(WHAT IS EXPECTED): Each line from the material with the word "illustration" in it must be copied.

(RECORDS TO USE):
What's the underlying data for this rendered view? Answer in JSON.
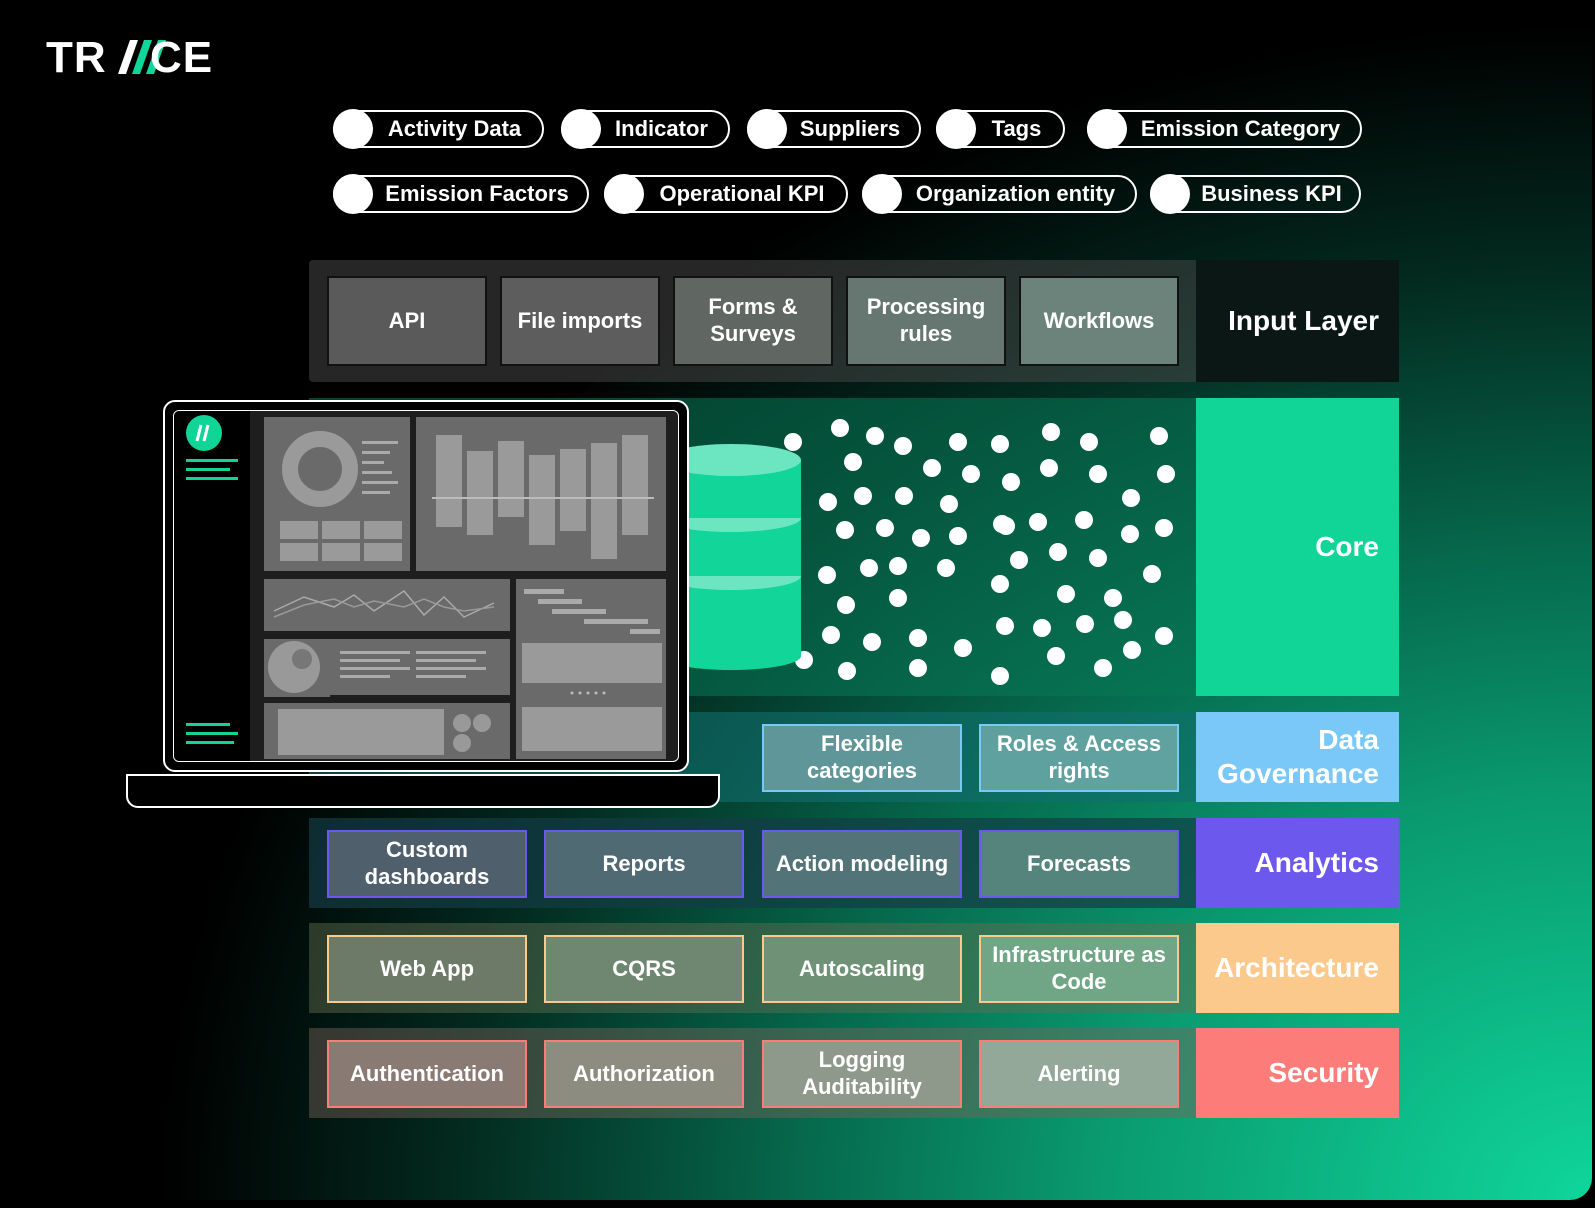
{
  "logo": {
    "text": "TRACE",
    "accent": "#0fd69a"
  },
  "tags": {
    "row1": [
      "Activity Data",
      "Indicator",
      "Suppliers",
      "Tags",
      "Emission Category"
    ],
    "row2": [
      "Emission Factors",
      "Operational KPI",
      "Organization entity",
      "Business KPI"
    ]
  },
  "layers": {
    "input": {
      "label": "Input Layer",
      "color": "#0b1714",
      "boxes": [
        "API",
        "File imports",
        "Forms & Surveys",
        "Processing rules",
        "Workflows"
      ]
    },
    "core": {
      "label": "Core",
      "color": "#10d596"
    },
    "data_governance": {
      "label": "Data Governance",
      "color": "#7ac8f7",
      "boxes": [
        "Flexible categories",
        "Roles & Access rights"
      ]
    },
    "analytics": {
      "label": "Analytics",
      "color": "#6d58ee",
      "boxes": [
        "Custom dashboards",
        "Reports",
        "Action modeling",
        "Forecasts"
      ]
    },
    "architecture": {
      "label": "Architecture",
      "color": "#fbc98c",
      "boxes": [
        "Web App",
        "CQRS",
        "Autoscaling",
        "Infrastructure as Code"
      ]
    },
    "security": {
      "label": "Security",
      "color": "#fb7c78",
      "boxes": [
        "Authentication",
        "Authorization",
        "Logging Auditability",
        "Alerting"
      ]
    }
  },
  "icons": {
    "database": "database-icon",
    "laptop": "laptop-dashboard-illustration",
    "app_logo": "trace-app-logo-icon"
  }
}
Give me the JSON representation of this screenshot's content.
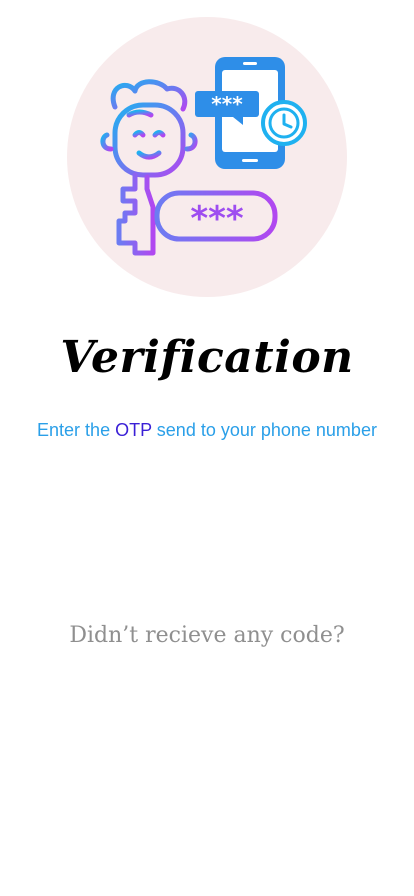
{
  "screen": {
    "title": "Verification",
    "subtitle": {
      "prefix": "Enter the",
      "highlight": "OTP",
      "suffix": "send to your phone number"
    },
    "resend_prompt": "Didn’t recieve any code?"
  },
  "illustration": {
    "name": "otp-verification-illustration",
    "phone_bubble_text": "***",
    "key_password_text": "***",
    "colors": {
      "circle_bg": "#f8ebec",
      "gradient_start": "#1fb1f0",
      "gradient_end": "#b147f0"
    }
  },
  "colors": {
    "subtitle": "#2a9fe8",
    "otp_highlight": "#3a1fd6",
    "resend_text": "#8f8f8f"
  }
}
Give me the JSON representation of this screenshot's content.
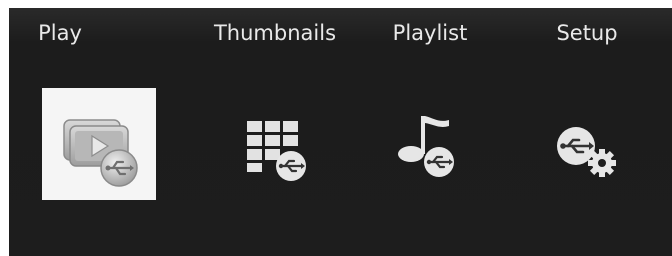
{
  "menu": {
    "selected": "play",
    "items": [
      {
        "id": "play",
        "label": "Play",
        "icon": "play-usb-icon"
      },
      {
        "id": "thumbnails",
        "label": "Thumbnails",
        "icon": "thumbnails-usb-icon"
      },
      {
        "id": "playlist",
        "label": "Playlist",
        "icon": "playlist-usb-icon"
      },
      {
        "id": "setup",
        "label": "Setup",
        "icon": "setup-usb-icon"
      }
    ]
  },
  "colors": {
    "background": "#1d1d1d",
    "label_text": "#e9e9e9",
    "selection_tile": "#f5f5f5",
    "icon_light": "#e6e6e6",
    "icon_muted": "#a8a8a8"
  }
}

(SOLUTION FOR THIS PROBLEM):
    "laptop": "laptop-dashboard-illustration",
  "illustration": {
    "name": "otp-verification-illustration",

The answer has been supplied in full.